• [Exercise requirements] Please work out how many lines in the entries contain "effect", then give that number with nothing added.

• [Source material]

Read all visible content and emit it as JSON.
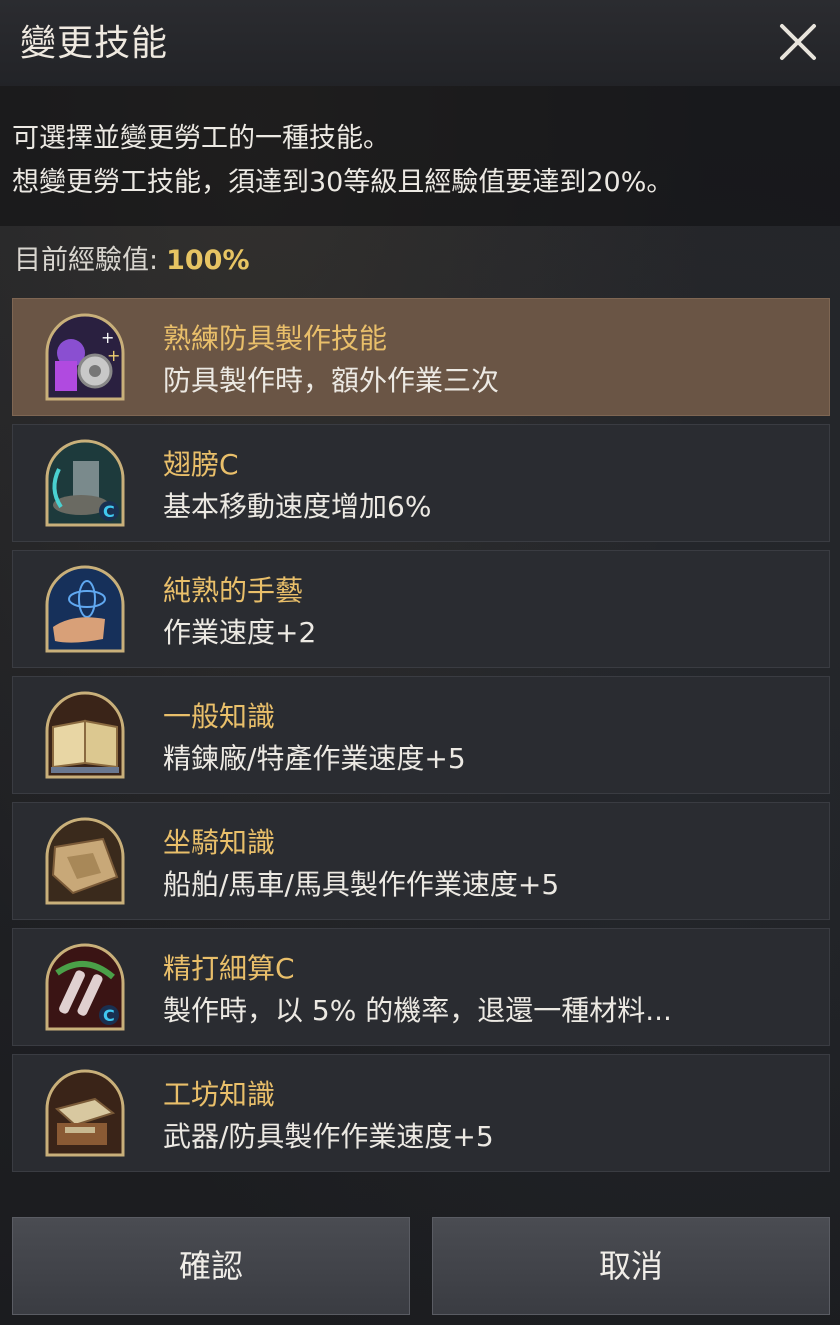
{
  "dialog": {
    "title": "變更技能",
    "description_lines": [
      "可選擇並變更勞工的一種技能。",
      "想變更勞工技能，須達到30等級且經驗值要達到20%。"
    ],
    "experience_label": "目前經驗值:",
    "experience_value": "100%"
  },
  "skills": [
    {
      "name": "熟練防具製作技能",
      "effect": "防具製作時，額外作業三次",
      "icon": "armor-crafting-icon",
      "selected": true
    },
    {
      "name": "翅膀C",
      "effect": "基本移動速度增加6%",
      "icon": "wings-icon",
      "selected": false
    },
    {
      "name": "純熟的手藝",
      "effect": "作業速度+2",
      "icon": "craftsmanship-icon",
      "selected": false
    },
    {
      "name": "一般知識",
      "effect": "精鍊廠/特產作業速度+5",
      "icon": "book-icon",
      "selected": false
    },
    {
      "name": "坐騎知識",
      "effect": "船舶/馬車/馬具製作作業速度+5",
      "icon": "mount-map-icon",
      "selected": false
    },
    {
      "name": "精打細算C",
      "effect": "製作時，以 5% 的機率，退還一種材料...",
      "icon": "potion-icon",
      "selected": false
    },
    {
      "name": "工坊知識",
      "effect": "武器/防具製作作業速度+5",
      "icon": "workshop-icon",
      "selected": false
    }
  ],
  "buttons": {
    "confirm": "確認",
    "cancel": "取消"
  },
  "colors": {
    "accent_name": "#e9bf6a",
    "exp_value": "#e7c463",
    "selected_row": "#6a5545"
  }
}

• [Task response] 7